§ **Task prompt**:
With the pictures left out, restate every entry word for word.

↓

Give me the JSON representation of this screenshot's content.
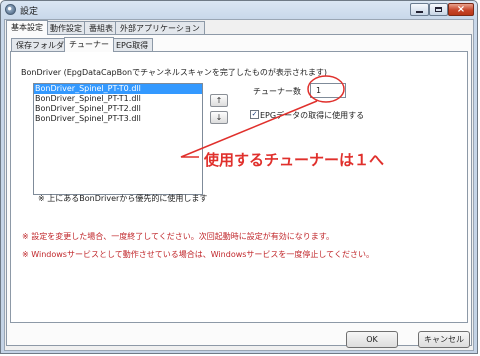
{
  "window": {
    "title": "設定",
    "icon": "gear-app-icon",
    "controls": {
      "minimize": "minimize-icon",
      "maximize": "maximize-icon",
      "close": "×"
    }
  },
  "top_tabs": [
    {
      "label": "基本設定",
      "active": true
    },
    {
      "label": "動作設定",
      "active": false
    },
    {
      "label": "番組表",
      "active": false
    },
    {
      "label": "外部アプリケーション",
      "active": false
    }
  ],
  "sub_tabs": [
    {
      "label": "保存フォルダ",
      "active": false
    },
    {
      "label": "チューナー",
      "active": true
    },
    {
      "label": "EPG取得",
      "active": false
    }
  ],
  "tuner_page": {
    "description": "BonDriver (EpgDataCapBonでチャンネルスキャンを完了したものが表示されます)",
    "bondriver_list": [
      {
        "name": "BonDriver_Spinel_PT-T0.dll",
        "selected": true
      },
      {
        "name": "BonDriver_Spinel_PT-T1.dll",
        "selected": false
      },
      {
        "name": "BonDriver_Spinel_PT-T2.dll",
        "selected": false
      },
      {
        "name": "BonDriver_Spinel_PT-T3.dll",
        "selected": false
      }
    ],
    "move_up": "↑",
    "move_down": "↓",
    "tuner_count_label": "チューナー数",
    "tuner_count_value": "1",
    "epg_checkbox_label": "EPGデータの取得に使用する",
    "epg_checkbox_checked": true,
    "priority_note": "※ 上にあるBonDriverから優先的に使用します"
  },
  "notes": {
    "restart": "※ 設定を変更した場合、一度終了してください。次回起動時に設定が有効になります。",
    "service": "※ Windowsサービスとして動作させている場合は、Windowsサービスを一度停止してください。"
  },
  "buttons": {
    "ok": "OK",
    "cancel": "キャンセル"
  },
  "annotation": {
    "text": "使用するチューナーは１へ",
    "color": "#e0302c"
  },
  "colors": {
    "selection": "#3399ff",
    "note_red": "#c0262a"
  }
}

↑

§ **Answer area**:
Give me the JSON representation of this screenshot's content.
{
  "window": {
    "title": "設定",
    "icon": "gear-app-icon",
    "controls": {
      "minimize": "minimize-icon",
      "maximize": "maximize-icon",
      "close": "×"
    }
  },
  "top_tabs": [
    {
      "label": "基本設定",
      "active": true
    },
    {
      "label": "動作設定",
      "active": false
    },
    {
      "label": "番組表",
      "active": false
    },
    {
      "label": "外部アプリケーション",
      "active": false
    }
  ],
  "sub_tabs": [
    {
      "label": "保存フォルダ",
      "active": false
    },
    {
      "label": "チューナー",
      "active": true
    },
    {
      "label": "EPG取得",
      "active": false
    }
  ],
  "tuner_page": {
    "description": "BonDriver (EpgDataCapBonでチャンネルスキャンを完了したものが表示されます)",
    "bondriver_list": [
      {
        "name": "BonDriver_Spinel_PT-T0.dll",
        "selected": true
      },
      {
        "name": "BonDriver_Spinel_PT-T1.dll",
        "selected": false
      },
      {
        "name": "BonDriver_Spinel_PT-T2.dll",
        "selected": false
      },
      {
        "name": "BonDriver_Spinel_PT-T3.dll",
        "selected": false
      }
    ],
    "move_up": "↑",
    "move_down": "↓",
    "tuner_count_label": "チューナー数",
    "tuner_count_value": "1",
    "epg_checkbox_label": "EPGデータの取得に使用する",
    "epg_checkbox_checked": true,
    "priority_note": "※ 上にあるBonDriverから優先的に使用します"
  },
  "notes": {
    "restart": "※ 設定を変更した場合、一度終了してください。次回起動時に設定が有効になります。",
    "service": "※ Windowsサービスとして動作させている場合は、Windowsサービスを一度停止してください。"
  },
  "buttons": {
    "ok": "OK",
    "cancel": "キャンセル"
  },
  "annotation": {
    "text": "使用するチューナーは１へ",
    "color": "#e0302c"
  },
  "colors": {
    "selection": "#3399ff",
    "note_red": "#c0262a"
  }
}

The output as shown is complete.